As far as weight-loss camp for kids go, Camp Shane was a legend. Tucked in New York's Catskill Mountains, it began welcoming children in 1968 and operated in that original location until 2019, making it the longest-running camp of its kind in the US. As David Gauvey Herbert writes for Bloomberg, "At its peak it hosted more than 500 campers, enrolled the children of celebrities, and netted $2 million a year for its owner. It inspired the 1995 Disney film Heavyweights and was featured in BBC and MTV documentaries." And while the piece touches on the good and the bad of the camp—1,400 calories a day; summer romances between kids more accustomed to bullying from others; the secret "pig-out room" the counselors had access to—its main focus is on the woman who founded it and the feud that developed between her and the people who would take it over: her kids. Well, really, kid.
Selma Ettenberg had three children, Lesley, David, and Diana, and it was David who took over as camp director in 1982, with Diana working there as well. Ettenberg's attitude toward her children was prickly.

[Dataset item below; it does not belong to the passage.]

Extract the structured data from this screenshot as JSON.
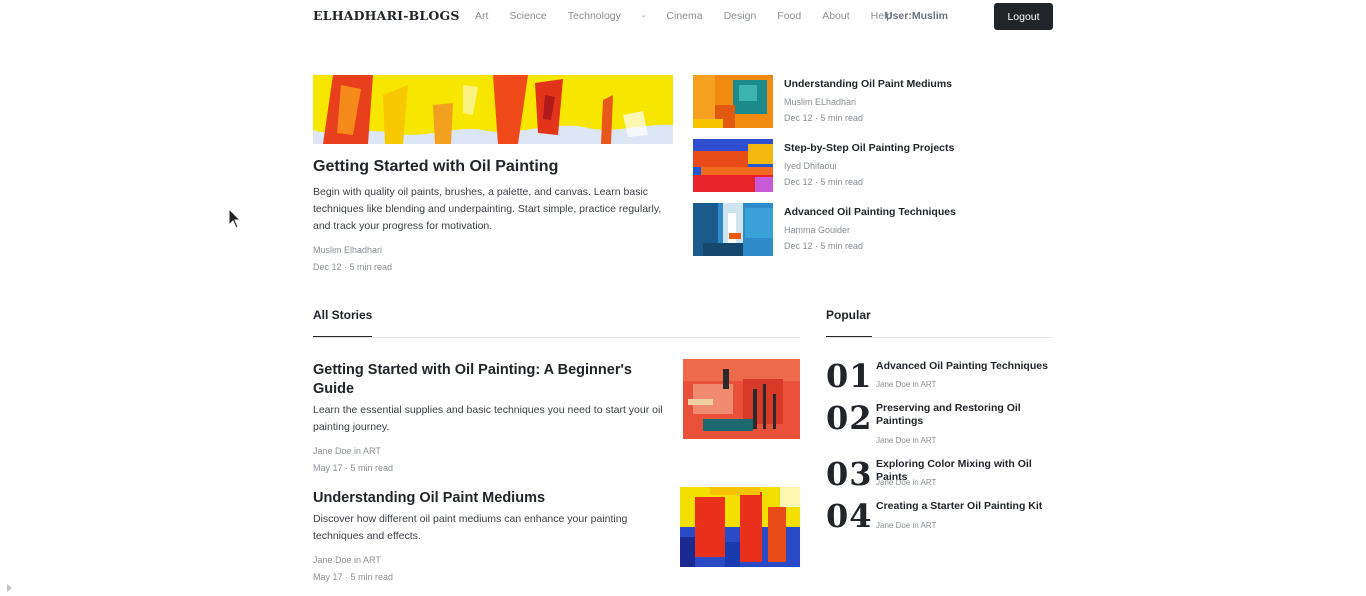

Lesley recalls her mom saying, "I love children—other people's." Herbert writes that "to keep David and Diana in line, Selma dangled the prospect of their eventually owning the business," until Diana had a child in 1987. "Selma was furious that her daughter’s attention would now be divided, so she fired Diana and cut off her health insurance." Things got more contentious from there: a suit between Selma and David, an agreement for David to buy the camp for $1.2 million, second thoughts on Selma's part and another suit, enrollment lists leaked to a rival camp, a suspicious letter sent to the state Department of Health, a tip to the IRS, and an end to Selma and David even speaking. (Read the full story, which digs into what happened to Selma's wealth after her death.)